Shut out of U.K. dealmaking for the near future, Rupert Murdoch is looking homeward as News Corp.’s Aussie arm News Ltd. makes a $2 billion bid for James Packer’s Consolidated Media Holdings.
Move comes a year after the mogul’s $12 billion deal to buy the remaining chunk of U.K. satcaster BSkyB fell through amid the phone hacking scandal. Public opinion is such that the BSkyB deal won’t be revived anytime soon. Meanwhile, News Corp. has been using its enormous war chest to fund a massive $10 billion stock buyback, to Wall Street’s immensedelight. It hadn’t been clear just when News Corp. would be ready to make another multibillion-dollar strategic move. No one had particularly expected it to come in Australia, although that’s where Murdoch’s oldest son Lachlan settled after leaving his job as heir apparent at News Corp.’s Manhattan HQ in 2005.
The Street applauded the Aussie deal, and News Corp. stock popped higher, rising as much as 1.6% in a pretty flat market.

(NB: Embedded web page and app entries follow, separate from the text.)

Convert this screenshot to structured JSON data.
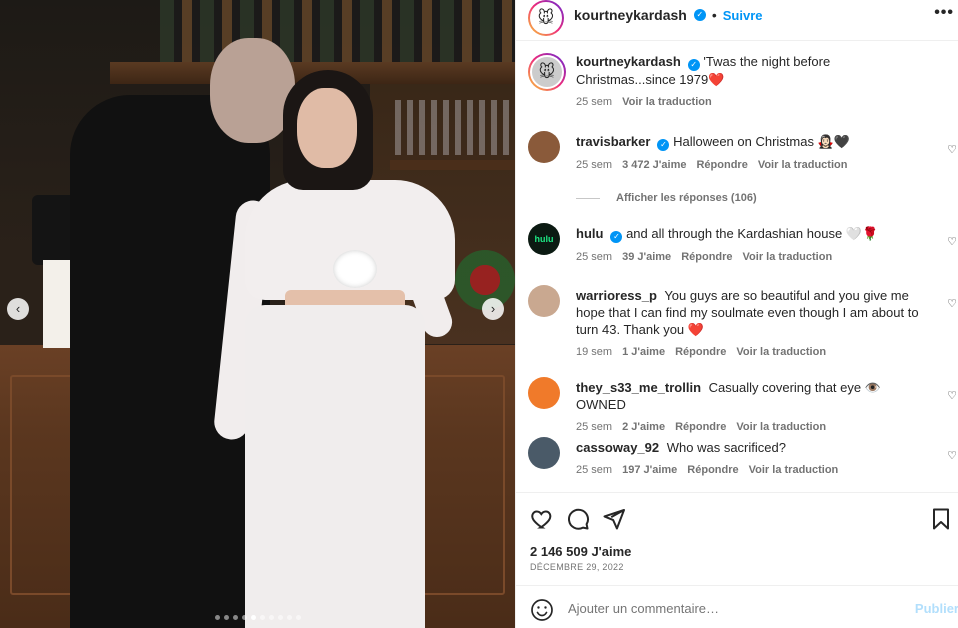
{
  "header": {
    "username": "kourtneykardash",
    "separator": "•",
    "follow_label": "Suivre",
    "more_label": "•••"
  },
  "caption": {
    "username": "kourtneykardash",
    "text": "'Twas the night before Christmas...since 1979",
    "emoji": "❤️",
    "time": "25 sem",
    "translate_label": "Voir la traduction"
  },
  "comments": [
    {
      "username": "travisbarker",
      "verified": true,
      "text": "Halloween on Christmas 🧛🏻‍♀️🖤",
      "time": "25 sem",
      "likes": "3 472 J'aime",
      "reply": "Répondre",
      "translate": "Voir la traduction"
    },
    {
      "username": "hulu",
      "verified": true,
      "text": "and all through the Kardashian house 🤍🌹",
      "time": "25 sem",
      "likes": "39 J'aime",
      "reply": "Répondre",
      "translate": "Voir la traduction"
    },
    {
      "username": "warrioress_p",
      "verified": false,
      "text": "You guys are so beautiful and you give me hope that I can find my soulmate even though I am about to turn 43. Thank you ❤️",
      "time": "19 sem",
      "likes": "1 J'aime",
      "reply": "Répondre",
      "translate": "Voir la traduction"
    },
    {
      "username": "they_s33_me_trollin",
      "verified": false,
      "text": "Casually covering that eye 👁️ OWNED",
      "time": "25 sem",
      "likes": "2 J'aime",
      "reply": "Répondre",
      "translate": "Voir la traduction"
    },
    {
      "username": "cassoway_92",
      "verified": false,
      "text": "Who was sacrificed?",
      "time": "25 sem",
      "likes": "197 J'aime",
      "reply": "Répondre",
      "translate": "Voir la traduction"
    }
  ],
  "show_replies_label": "Afficher les réponses (106)",
  "hulu_avatar_text": "hulu",
  "likes_total": "2 146 509 J'aime",
  "post_date": "DÉCEMBRE 29, 2022",
  "comment_input": {
    "placeholder": "Ajouter un commentaire…"
  },
  "post_label": "Publier",
  "carousel": {
    "prev": "‹",
    "next": "›",
    "total": 10,
    "active": 5
  },
  "colors": {
    "accent": "#0095f6",
    "heart": "#ed4956",
    "post_disabled": "#b2dffc"
  }
}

The pact doubles News Corp.’s stake in Australian pay TV operator Foxtel to 50% and wraps up 100% of Fox Sports Australia.
News Corp. execs, in particular COO Chase Carey, have been outspoken about their desire to simplify minority holdings, and the acquisition is the latest move in that direction after the conglom sold its stake in NDS and buying out the shares it didn’t already own in ESPN Star Sports and Fox Sports Latin America.
“It’s not so big that it will impact the stock buyback,” said Evercore Partners’ Alan Gould of the new deal. “They get half of Foxtel and consolidate the programming assets.”
“As long as they didn’t buy more Australian newspapers,” said another analyst.
Nomura’s Michael Nathanson called the price “reasonable” and said the deal is “a positive incremental use of cash.”
“The company already has a strong and growing mix of assets with Fox Intl. Channels and Star India,” he said, estimating existing international cable networks including Star will grow at a 20% CAGR (compound annual growth rate), surpassing $1.1 billion in operating earnings in fiscal 2014.
Australian telco group Telstra remains a 50% partner in Foxtel, which has 2.2 million subscribers. Rumors had been circulating that Telstra might make a tilt for full control, setting the stage for a possible showdown with News Corp.
Executive chairman Packer said CMH is planning to accept the offer, which works out to about $3.50 a share in cash, unless it get a higher one. News Corp. execs said that’s their best and last price,
Move is a friendly one, with News Corp. and CMH already partners and Packer long aiming to shed his media interests and concentrate on gaming. “CPH welcomes News’ proposal and looks forward to working together to address the detailed terms and conditions,” Packer said in a statement.
Current News Ltd. topper Kim Williams previously headed up Foxtel.
In a separate release, News Ltd. announced a major revamp in an effort to cut costs. Williams declined to quantify any potential savings, but layoffs are widely expected at the papers, which have seen declines in advertising and circulation.
The takeover will be subject to approval by corporate watchdog the Australian Competition and Consumer Commission.